Given records:
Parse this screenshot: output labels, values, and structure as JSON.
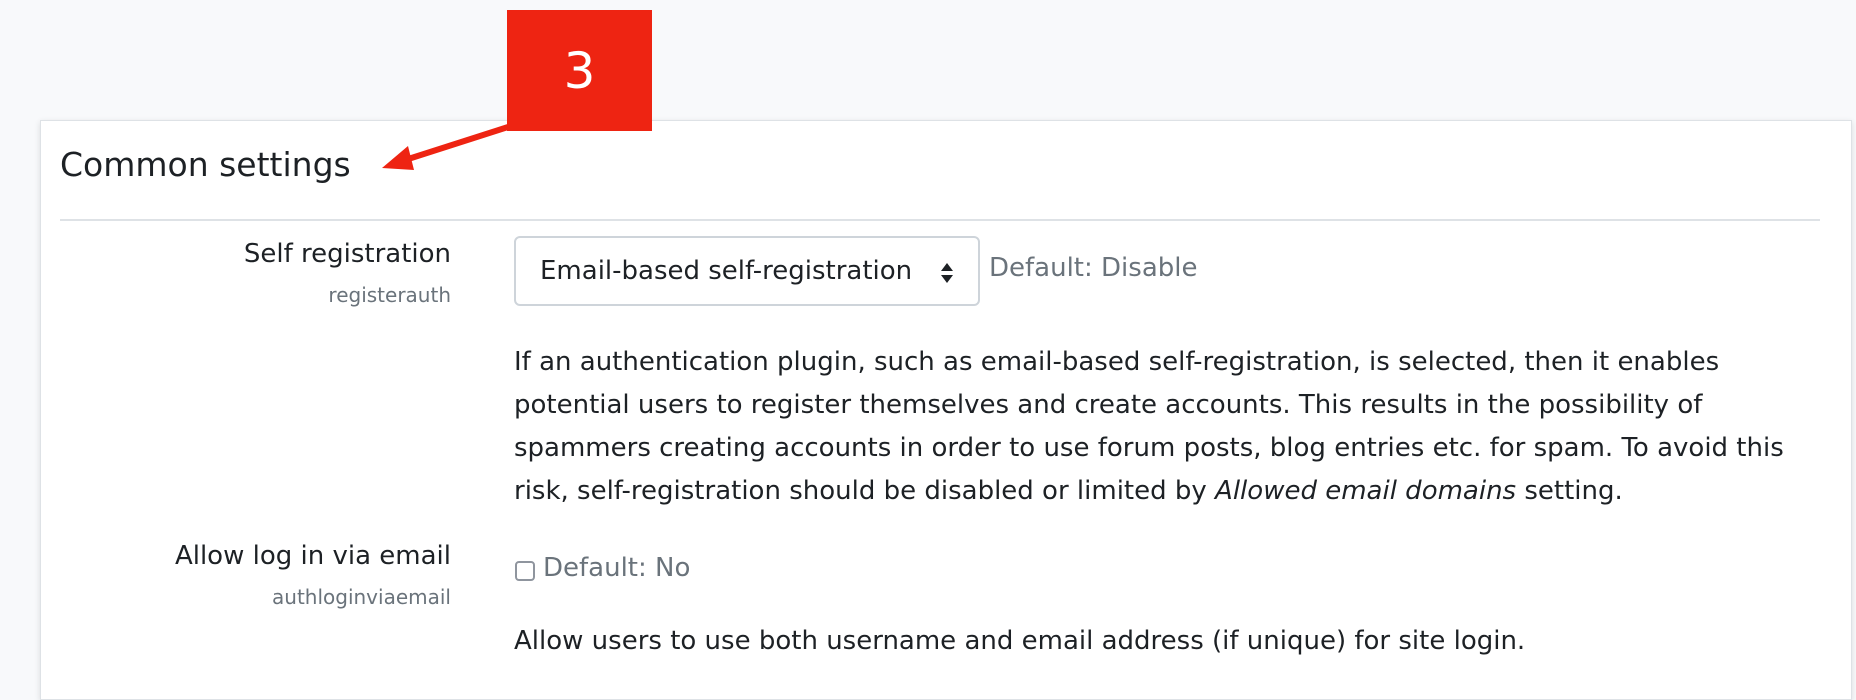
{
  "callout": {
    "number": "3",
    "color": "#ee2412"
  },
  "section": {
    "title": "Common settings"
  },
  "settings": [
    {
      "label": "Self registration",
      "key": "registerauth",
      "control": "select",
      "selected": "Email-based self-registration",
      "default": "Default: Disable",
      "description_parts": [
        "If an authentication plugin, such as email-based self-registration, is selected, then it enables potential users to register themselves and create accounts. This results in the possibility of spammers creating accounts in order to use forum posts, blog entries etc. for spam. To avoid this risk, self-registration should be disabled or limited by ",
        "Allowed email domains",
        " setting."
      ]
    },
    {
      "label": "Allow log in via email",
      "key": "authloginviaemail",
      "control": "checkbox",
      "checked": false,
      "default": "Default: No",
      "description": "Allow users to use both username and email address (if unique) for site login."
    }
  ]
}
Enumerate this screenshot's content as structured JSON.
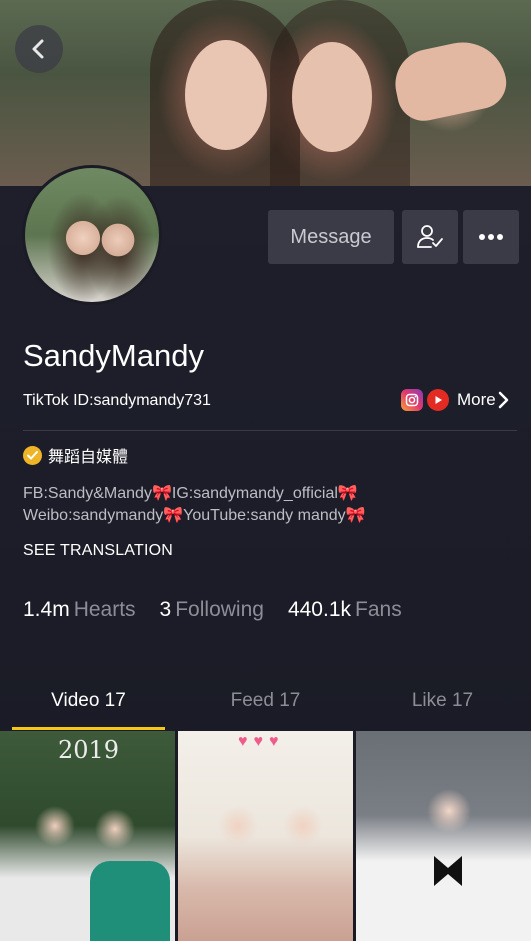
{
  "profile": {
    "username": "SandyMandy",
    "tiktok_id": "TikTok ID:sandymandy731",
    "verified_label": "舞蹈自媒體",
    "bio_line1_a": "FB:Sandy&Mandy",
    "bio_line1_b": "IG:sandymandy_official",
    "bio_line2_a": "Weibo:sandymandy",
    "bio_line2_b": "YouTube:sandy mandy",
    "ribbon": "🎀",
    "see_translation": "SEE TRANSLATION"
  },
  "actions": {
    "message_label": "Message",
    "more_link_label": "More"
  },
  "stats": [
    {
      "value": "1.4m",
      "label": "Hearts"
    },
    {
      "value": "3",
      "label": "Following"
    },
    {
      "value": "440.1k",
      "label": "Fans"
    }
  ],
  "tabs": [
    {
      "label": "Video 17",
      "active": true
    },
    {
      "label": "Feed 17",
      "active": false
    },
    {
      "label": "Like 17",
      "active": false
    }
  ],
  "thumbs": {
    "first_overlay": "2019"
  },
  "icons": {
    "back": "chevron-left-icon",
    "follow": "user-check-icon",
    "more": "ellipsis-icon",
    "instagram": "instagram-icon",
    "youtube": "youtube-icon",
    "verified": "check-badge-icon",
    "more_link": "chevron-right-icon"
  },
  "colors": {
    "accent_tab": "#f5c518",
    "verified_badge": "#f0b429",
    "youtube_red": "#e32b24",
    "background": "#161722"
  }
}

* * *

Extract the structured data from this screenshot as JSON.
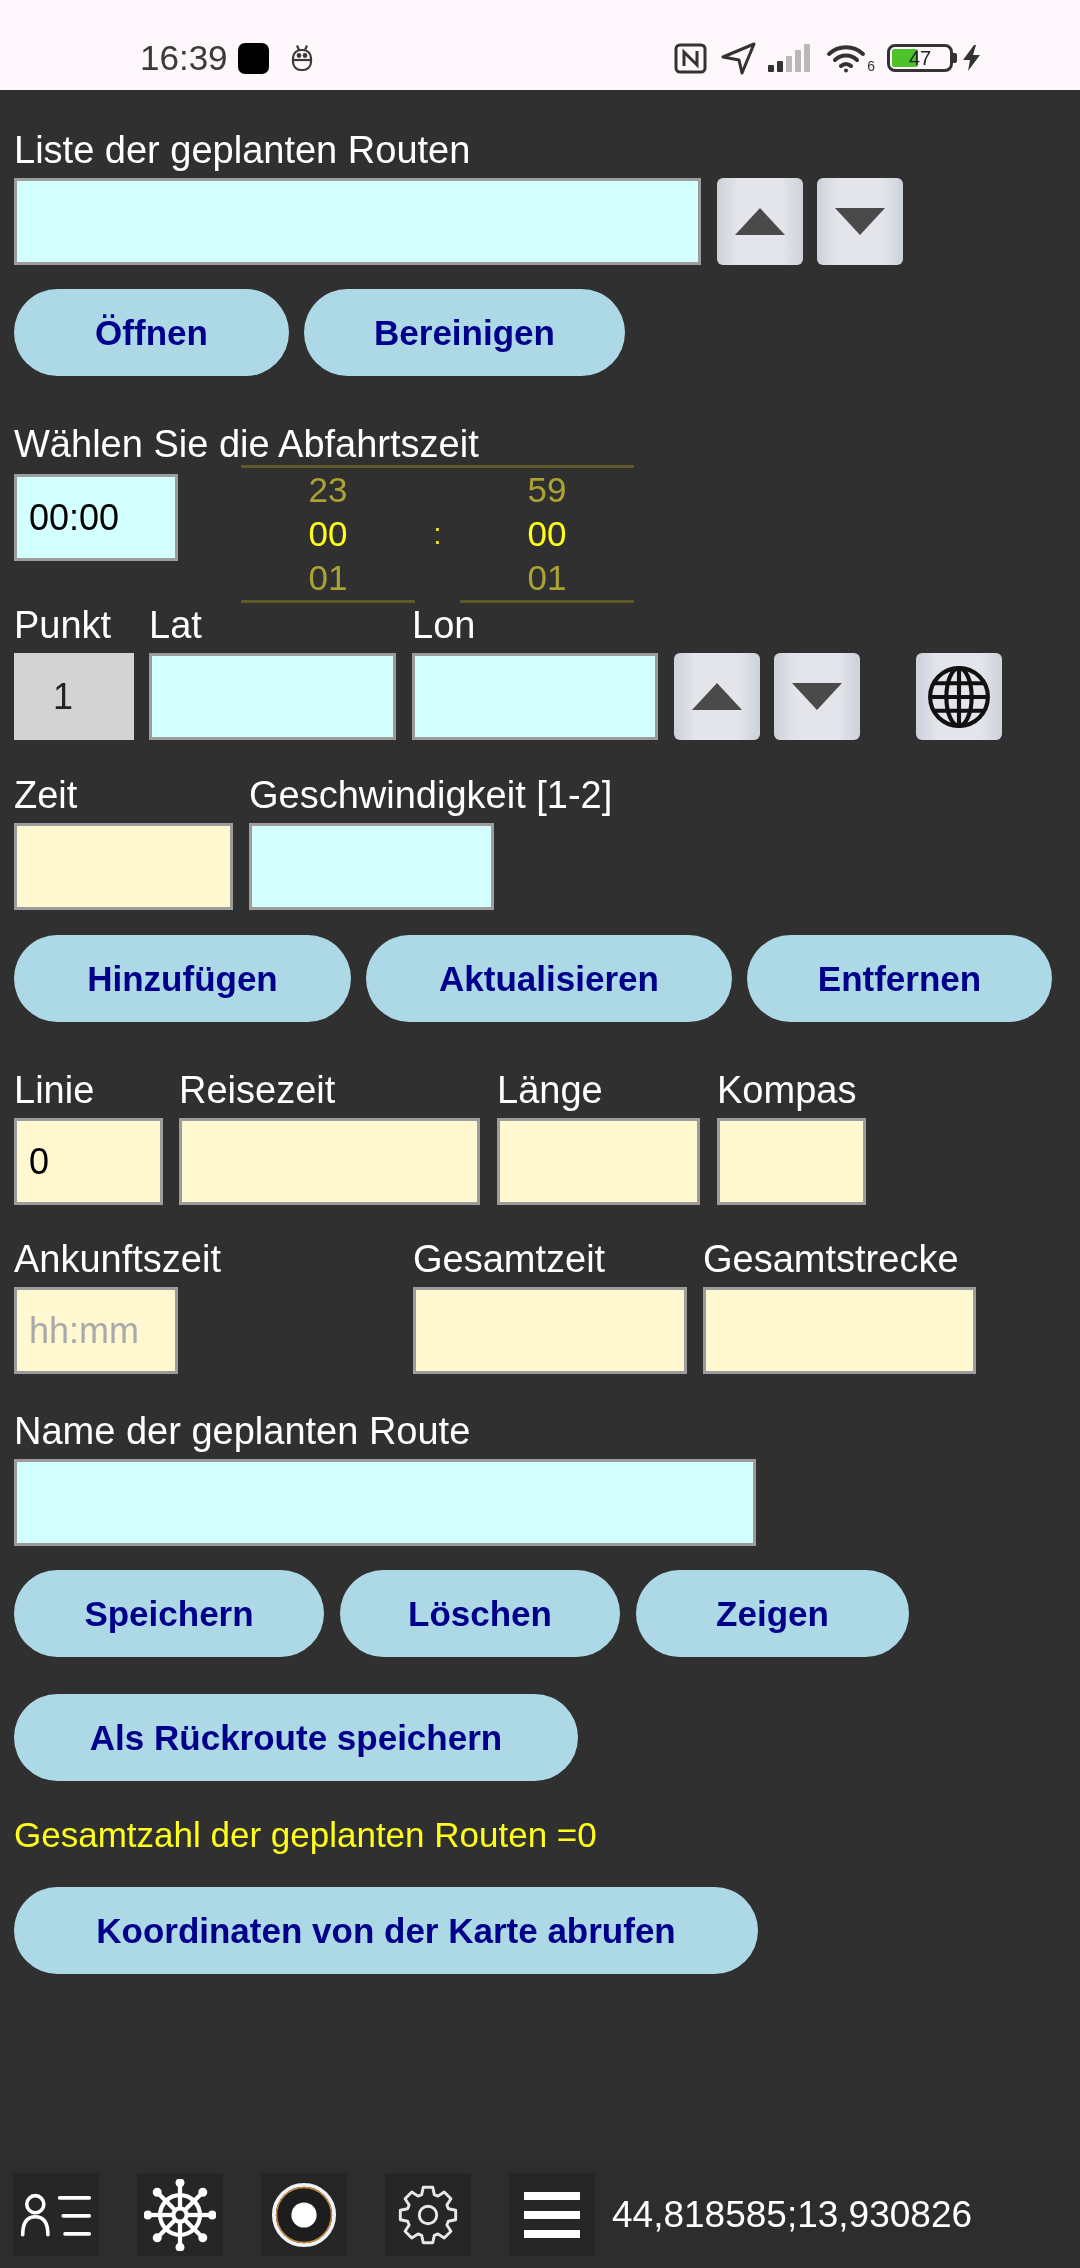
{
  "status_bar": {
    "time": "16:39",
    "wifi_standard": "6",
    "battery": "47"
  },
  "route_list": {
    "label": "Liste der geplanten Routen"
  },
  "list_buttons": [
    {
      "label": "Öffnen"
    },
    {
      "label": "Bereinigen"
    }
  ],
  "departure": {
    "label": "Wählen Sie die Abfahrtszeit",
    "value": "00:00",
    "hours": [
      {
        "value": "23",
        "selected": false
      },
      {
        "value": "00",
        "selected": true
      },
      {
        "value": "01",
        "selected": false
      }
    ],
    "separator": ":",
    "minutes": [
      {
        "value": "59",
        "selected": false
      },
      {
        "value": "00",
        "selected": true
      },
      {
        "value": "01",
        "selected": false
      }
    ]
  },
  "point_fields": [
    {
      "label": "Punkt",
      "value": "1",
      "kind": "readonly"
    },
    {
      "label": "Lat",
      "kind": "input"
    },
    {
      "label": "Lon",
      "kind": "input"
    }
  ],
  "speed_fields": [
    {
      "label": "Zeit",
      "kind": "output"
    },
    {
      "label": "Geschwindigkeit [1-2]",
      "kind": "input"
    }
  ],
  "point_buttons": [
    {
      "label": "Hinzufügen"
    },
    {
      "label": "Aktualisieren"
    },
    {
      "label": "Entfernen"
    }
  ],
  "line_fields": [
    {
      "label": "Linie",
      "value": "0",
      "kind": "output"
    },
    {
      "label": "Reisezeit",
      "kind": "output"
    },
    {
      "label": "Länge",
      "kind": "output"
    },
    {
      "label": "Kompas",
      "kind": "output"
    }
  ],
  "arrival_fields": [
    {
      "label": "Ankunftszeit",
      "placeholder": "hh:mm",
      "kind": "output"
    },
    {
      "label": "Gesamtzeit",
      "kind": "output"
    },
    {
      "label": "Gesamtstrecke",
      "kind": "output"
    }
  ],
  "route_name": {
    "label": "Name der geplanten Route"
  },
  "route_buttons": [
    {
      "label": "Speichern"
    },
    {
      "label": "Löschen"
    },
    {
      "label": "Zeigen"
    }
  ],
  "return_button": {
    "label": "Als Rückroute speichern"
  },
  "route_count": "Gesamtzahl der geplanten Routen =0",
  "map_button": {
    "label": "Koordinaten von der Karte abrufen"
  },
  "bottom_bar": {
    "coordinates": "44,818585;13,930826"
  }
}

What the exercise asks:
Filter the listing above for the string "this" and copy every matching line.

Completed exercise:
Parse this screenshot: output labels, values, and structure as JSON.
        "If an authentication plugin, such as email-based self-registration, is selected, then it enables potential users to register themselves and create accounts. This results in the possibility of spammers creating accounts in order to use forum posts, blog entries etc. for spam. To avoid this risk, self-registration should be disabled or limited by ",
Enumerate this screenshot's content as structured JSON.
Extract the structured data from this screenshot as JSON.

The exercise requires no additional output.